73. Zuma's Revenge!

Release Date: 2009
Last year: New entry

Evan: Peggle for men.

Rich: What is Peggle for, then? Unstoppable global hyper-men?

Evan: Unicorn-loving billiards players. Zuma is the only PopCap game on our list because it takes the best mechanics of the dev’s other games and raises the tempo. You’re a Aztec frog-gun that spits colored balls into a snaking line of more colored balls to make matches. So like Tetris, it’s subtraction by addition--played with a time-limit--and it generates the same sort of narrow triumphs and almost-had-its. The feeling of nestling a ball just where it needs to be, in the nick of time, matches the emotion I get from a game-winning Counter-Strike headshot.
Tom: Peggle is better. This game is let down by its pegless design philosophy. No pegs is not nearly enough pegs.
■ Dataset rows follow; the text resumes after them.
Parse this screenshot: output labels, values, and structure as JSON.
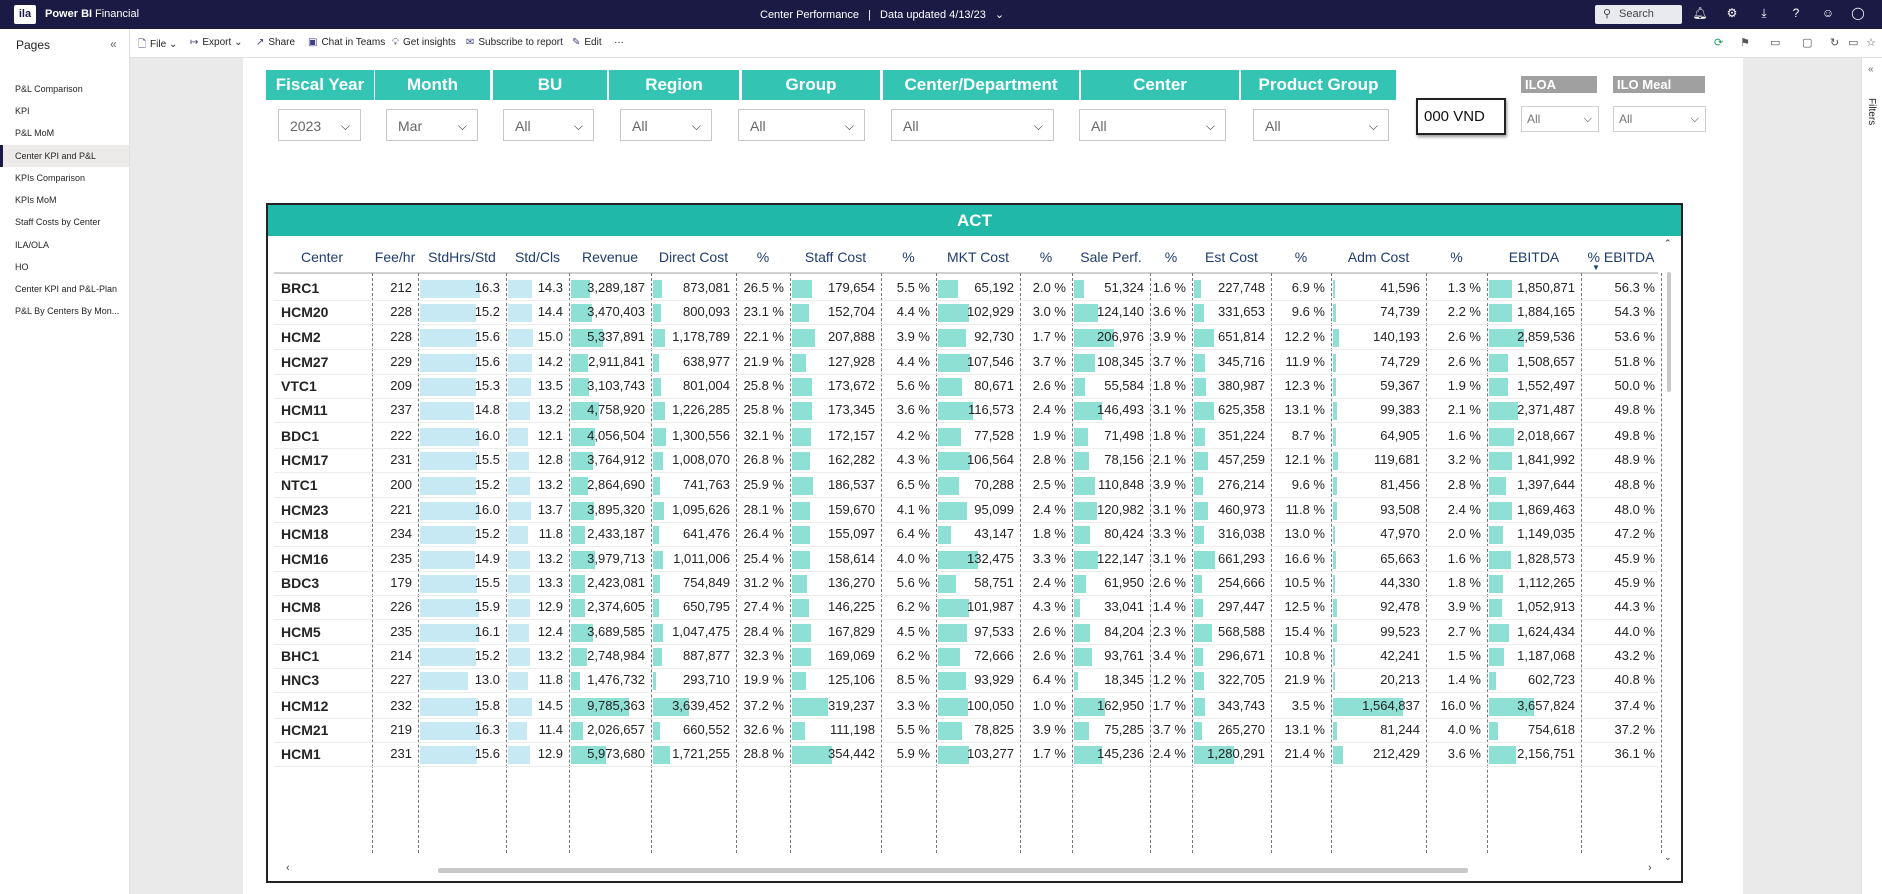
{
  "topbar": {
    "logo": "ila",
    "app": "Power BI",
    "workspace": "Financial",
    "report": "Center Performance",
    "separator": "|",
    "updated": "Data updated 4/13/23",
    "search_placeholder": "Search"
  },
  "commands": {
    "file": "File",
    "export": "Export",
    "share": "Share",
    "chat": "Chat in Teams",
    "insights": "Get insights",
    "subscribe": "Subscribe to report",
    "edit": "Edit",
    "more": "···"
  },
  "pages": {
    "header": "Pages",
    "items": [
      "P&L Comparison",
      "KPI",
      "P&L MoM",
      "Center KPI and P&L",
      "KPIs Comparison",
      "KPIs MoM",
      "Staff Costs by Center",
      "ILA/OLA",
      "HO",
      "Center KPI and P&L-Plan",
      "P&L By Centers By Mon..."
    ],
    "active_index": 3
  },
  "filters_pane": {
    "label": "Filters"
  },
  "slicers": [
    {
      "header": "Fiscal Year",
      "value": "2023"
    },
    {
      "header": "Month",
      "value": "Mar"
    },
    {
      "header": "BU",
      "value": "All"
    },
    {
      "header": "Region",
      "value": "All"
    },
    {
      "header": "Group",
      "value": "All"
    },
    {
      "header": "Center/Department",
      "value": "All"
    },
    {
      "header": "Center",
      "value": "All"
    },
    {
      "header": "Product Group",
      "value": "All"
    }
  ],
  "unit_box": "000 VND",
  "gray_slicers": [
    {
      "header": "ILOA",
      "value": "All"
    },
    {
      "header": "ILO Meal",
      "value": "All"
    }
  ],
  "table": {
    "title": "ACT",
    "columns": [
      "Center",
      "Fee/hr",
      "StdHrs/Std",
      "Std/Cls",
      "Revenue",
      "Direct Cost",
      "%",
      "Staff Cost",
      "%",
      "MKT Cost",
      "%",
      "Sale Perf.",
      "%",
      "Est Cost",
      "%",
      "Adm Cost",
      "%",
      "EBITDA",
      "% EBITDA"
    ],
    "sort_column": "% EBITDA",
    "rows": [
      [
        "BRC1",
        "212",
        "16.3",
        "14.3",
        "3,289,187",
        "873,081",
        "26.5 %",
        "179,654",
        "5.5 %",
        "65,192",
        "2.0 %",
        "51,324",
        "1.6 %",
        "227,748",
        "6.9 %",
        "41,596",
        "1.3 %",
        "1,850,871",
        "56.3 %"
      ],
      [
        "HCM20",
        "228",
        "15.2",
        "14.4",
        "3,470,403",
        "800,093",
        "23.1 %",
        "152,704",
        "4.4 %",
        "102,929",
        "3.0 %",
        "124,140",
        "3.6 %",
        "331,653",
        "9.6 %",
        "74,739",
        "2.2 %",
        "1,884,165",
        "54.3 %"
      ],
      [
        "HCM2",
        "228",
        "15.6",
        "15.0",
        "5,337,891",
        "1,178,789",
        "22.1 %",
        "207,888",
        "3.9 %",
        "92,730",
        "1.7 %",
        "206,976",
        "3.9 %",
        "651,814",
        "12.2 %",
        "140,193",
        "2.6 %",
        "2,859,536",
        "53.6 %"
      ],
      [
        "HCM27",
        "229",
        "15.6",
        "14.2",
        "2,911,841",
        "638,977",
        "21.9 %",
        "127,928",
        "4.4 %",
        "107,546",
        "3.7 %",
        "108,345",
        "3.7 %",
        "345,716",
        "11.9 %",
        "74,729",
        "2.6 %",
        "1,508,657",
        "51.8 %"
      ],
      [
        "VTC1",
        "209",
        "15.3",
        "13.5",
        "3,103,743",
        "801,004",
        "25.8 %",
        "173,672",
        "5.6 %",
        "80,671",
        "2.6 %",
        "55,584",
        "1.8 %",
        "380,987",
        "12.3 %",
        "59,367",
        "1.9 %",
        "1,552,497",
        "50.0 %"
      ],
      [
        "HCM11",
        "237",
        "14.8",
        "13.2",
        "4,758,920",
        "1,226,285",
        "25.8 %",
        "173,345",
        "3.6 %",
        "116,573",
        "2.4 %",
        "146,493",
        "3.1 %",
        "625,358",
        "13.1 %",
        "99,383",
        "2.1 %",
        "2,371,487",
        "49.8 %"
      ],
      [
        "BDC1",
        "222",
        "16.0",
        "12.1",
        "4,056,504",
        "1,300,556",
        "32.1 %",
        "172,157",
        "4.2 %",
        "77,528",
        "1.9 %",
        "71,498",
        "1.8 %",
        "351,224",
        "8.7 %",
        "64,905",
        "1.6 %",
        "2,018,667",
        "49.8 %"
      ],
      [
        "HCM17",
        "231",
        "15.5",
        "12.8",
        "3,764,912",
        "1,008,070",
        "26.8 %",
        "162,282",
        "4.3 %",
        "106,564",
        "2.8 %",
        "78,156",
        "2.1 %",
        "457,259",
        "12.1 %",
        "119,681",
        "3.2 %",
        "1,841,992",
        "48.9 %"
      ],
      [
        "NTC1",
        "200",
        "15.2",
        "13.2",
        "2,864,690",
        "741,763",
        "25.9 %",
        "186,537",
        "6.5 %",
        "70,288",
        "2.5 %",
        "110,848",
        "3.9 %",
        "276,214",
        "9.6 %",
        "81,456",
        "2.8 %",
        "1,397,644",
        "48.8 %"
      ],
      [
        "HCM23",
        "221",
        "16.0",
        "13.7",
        "3,895,320",
        "1,095,626",
        "28.1 %",
        "159,670",
        "4.1 %",
        "95,099",
        "2.4 %",
        "120,982",
        "3.1 %",
        "460,973",
        "11.8 %",
        "93,508",
        "2.4 %",
        "1,869,463",
        "48.0 %"
      ],
      [
        "HCM18",
        "234",
        "15.2",
        "11.8",
        "2,433,187",
        "641,476",
        "26.4 %",
        "155,097",
        "6.4 %",
        "43,147",
        "1.8 %",
        "80,424",
        "3.3 %",
        "316,038",
        "13.0 %",
        "47,970",
        "2.0 %",
        "1,149,035",
        "47.2 %"
      ],
      [
        "HCM16",
        "235",
        "14.9",
        "13.2",
        "3,979,713",
        "1,011,006",
        "25.4 %",
        "158,614",
        "4.0 %",
        "132,475",
        "3.3 %",
        "122,147",
        "3.1 %",
        "661,293",
        "16.6 %",
        "65,663",
        "1.6 %",
        "1,828,573",
        "45.9 %"
      ],
      [
        "BDC3",
        "179",
        "15.5",
        "13.3",
        "2,423,081",
        "754,849",
        "31.2 %",
        "136,270",
        "5.6 %",
        "58,751",
        "2.4 %",
        "61,950",
        "2.6 %",
        "254,666",
        "10.5 %",
        "44,330",
        "1.8 %",
        "1,112,265",
        "45.9 %"
      ],
      [
        "HCM8",
        "226",
        "15.9",
        "12.9",
        "2,374,605",
        "650,795",
        "27.4 %",
        "146,225",
        "6.2 %",
        "101,987",
        "4.3 %",
        "33,041",
        "1.4 %",
        "297,447",
        "12.5 %",
        "92,478",
        "3.9 %",
        "1,052,913",
        "44.3 %"
      ],
      [
        "HCM5",
        "235",
        "16.1",
        "12.4",
        "3,689,585",
        "1,047,475",
        "28.4 %",
        "167,829",
        "4.5 %",
        "97,533",
        "2.6 %",
        "84,204",
        "2.3 %",
        "568,588",
        "15.4 %",
        "99,523",
        "2.7 %",
        "1,624,434",
        "44.0 %"
      ],
      [
        "BHC1",
        "214",
        "15.2",
        "13.2",
        "2,748,984",
        "887,877",
        "32.3 %",
        "169,069",
        "6.2 %",
        "72,666",
        "2.6 %",
        "93,761",
        "3.4 %",
        "296,671",
        "10.8 %",
        "42,241",
        "1.5 %",
        "1,187,068",
        "43.2 %"
      ],
      [
        "HNC3",
        "227",
        "13.0",
        "11.8",
        "1,476,732",
        "293,710",
        "19.9 %",
        "125,106",
        "8.5 %",
        "93,929",
        "6.4 %",
        "18,345",
        "1.2 %",
        "322,705",
        "21.9 %",
        "20,213",
        "1.4 %",
        "602,723",
        "40.8 %"
      ],
      [
        "HCM12",
        "232",
        "15.8",
        "14.5",
        "9,785,363",
        "3,639,452",
        "37.2 %",
        "319,237",
        "3.3 %",
        "100,050",
        "1.0 %",
        "162,950",
        "1.7 %",
        "343,743",
        "3.5 %",
        "1,564,837",
        "16.0 %",
        "3,657,824",
        "37.4 %"
      ],
      [
        "HCM21",
        "219",
        "16.3",
        "11.4",
        "2,026,657",
        "660,552",
        "32.6 %",
        "111,198",
        "5.5 %",
        "78,825",
        "3.9 %",
        "75,285",
        "3.7 %",
        "265,270",
        "13.1 %",
        "81,244",
        "4.0 %",
        "754,618",
        "37.2 %"
      ],
      [
        "HCM1",
        "231",
        "15.6",
        "12.9",
        "5,973,680",
        "1,721,255",
        "28.8 %",
        "354,442",
        "5.9 %",
        "103,277",
        "1.7 %",
        "145,236",
        "2.4 %",
        "1,280,291",
        "21.4 %",
        "212,429",
        "3.6 %",
        "2,156,751",
        "36.1 %"
      ]
    ]
  }
}
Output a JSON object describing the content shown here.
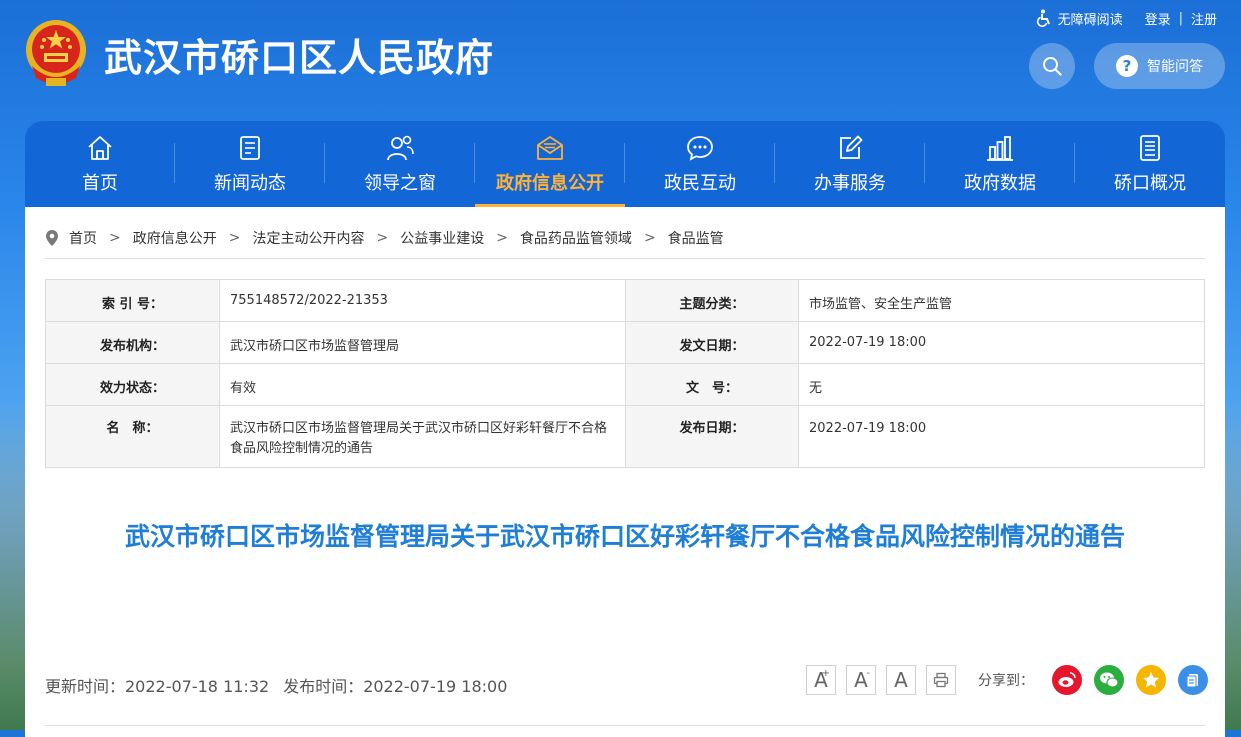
{
  "header": {
    "title": "武汉市硚口区人民政府",
    "accessibility": "无障碍阅读",
    "login": "登录",
    "separator": "|",
    "register": "注册",
    "qa": "智能问答"
  },
  "nav": [
    {
      "label": "首页",
      "icon": "home-icon"
    },
    {
      "label": "新闻动态",
      "icon": "news-icon"
    },
    {
      "label": "领导之窗",
      "icon": "leaders-icon"
    },
    {
      "label": "政府信息公开",
      "icon": "mail-open-icon"
    },
    {
      "label": "政民互动",
      "icon": "chat-icon"
    },
    {
      "label": "办事服务",
      "icon": "edit-icon"
    },
    {
      "label": "政府数据",
      "icon": "bar-chart-icon"
    },
    {
      "label": "硚口概况",
      "icon": "document-icon"
    }
  ],
  "nav_active_index": 3,
  "breadcrumb": [
    "首页",
    "政府信息公开",
    "法定主动公开内容",
    "公益事业建设",
    "食品药品监管领域",
    "食品监管"
  ],
  "breadcrumb_sep": ">",
  "meta": {
    "index_no_label": "索 引 号：",
    "index_no": "755148572/2022-21353",
    "topic_label": "主题分类：",
    "topic": "市场监管、安全生产监管",
    "agency_label": "发布机构：",
    "agency": "武汉市硚口区市场监督管理局",
    "doc_date_label": "发文日期：",
    "doc_date": "2022-07-19 18:00",
    "status_label": "效力状态：",
    "status": "有效",
    "doc_no_label": "文　号：",
    "doc_no": "无",
    "name_label": "名　称：",
    "name": "武汉市硚口区市场监督管理局关于武汉市硚口区好彩轩餐厅不合格食品风险控制情况的通告",
    "pub_date_label": "发布日期：",
    "pub_date": "2022-07-19 18:00"
  },
  "article": {
    "title": "武汉市硚口区市场监督管理局关于武汉市硚口区好彩轩餐厅不合格食品风险控制情况的通告",
    "updated": "更新时间：2022-07-18 11:32",
    "published": "发布时间：2022-07-19 18:00"
  },
  "tools": {
    "font_up": "A",
    "font_up_sup": "+",
    "font_down": "A",
    "font_down_sup": "-",
    "font_reset": "A",
    "share_label": "分享到："
  },
  "colors": {
    "nav_bg": "#1366d6",
    "active": "#ffb238",
    "title": "#1f7ed6",
    "weibo": "#e6162d",
    "wechat": "#2aae3d",
    "qzone": "#f5b500",
    "other": "#3b8fe6"
  }
}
72. Wing Commander III: Heart of the Tiger

Release Date: 1994
Last year: New entry

Andy: I remember being blown away by game’s demand for over 30MB of hard disk space. Thirty freaking megabytes! What were those insane Origin developers thinking? I only had a 105MB drive in my 386 to start with. Once I got over my initial shock I was lost in this space romp for weeks. The cinematic cutscenes gave Mark Hamill a much-needed career boost (such as it was) and the space combat was as addictive as crack.

Rich: Mark Hammill went on to play Cock-Knocker in Jay & Silent Bob Strike Back. Wing Commander, what did you do.

71. Spelunky

Release Date: 2009
Last year: 51

Tom: I am not kidding or exaggerating or any wronger than usual when I say this is one of my ten favourite games of all time. Other games have randomly generated levels, but Spelunky is the only one where the randomised elements are the ones that produce the puzzles, hazards and mechanics of the game. Each one it generates isn't just aesthetically fresh, it's something you have to think about in a new way. A genuinely endless adventure.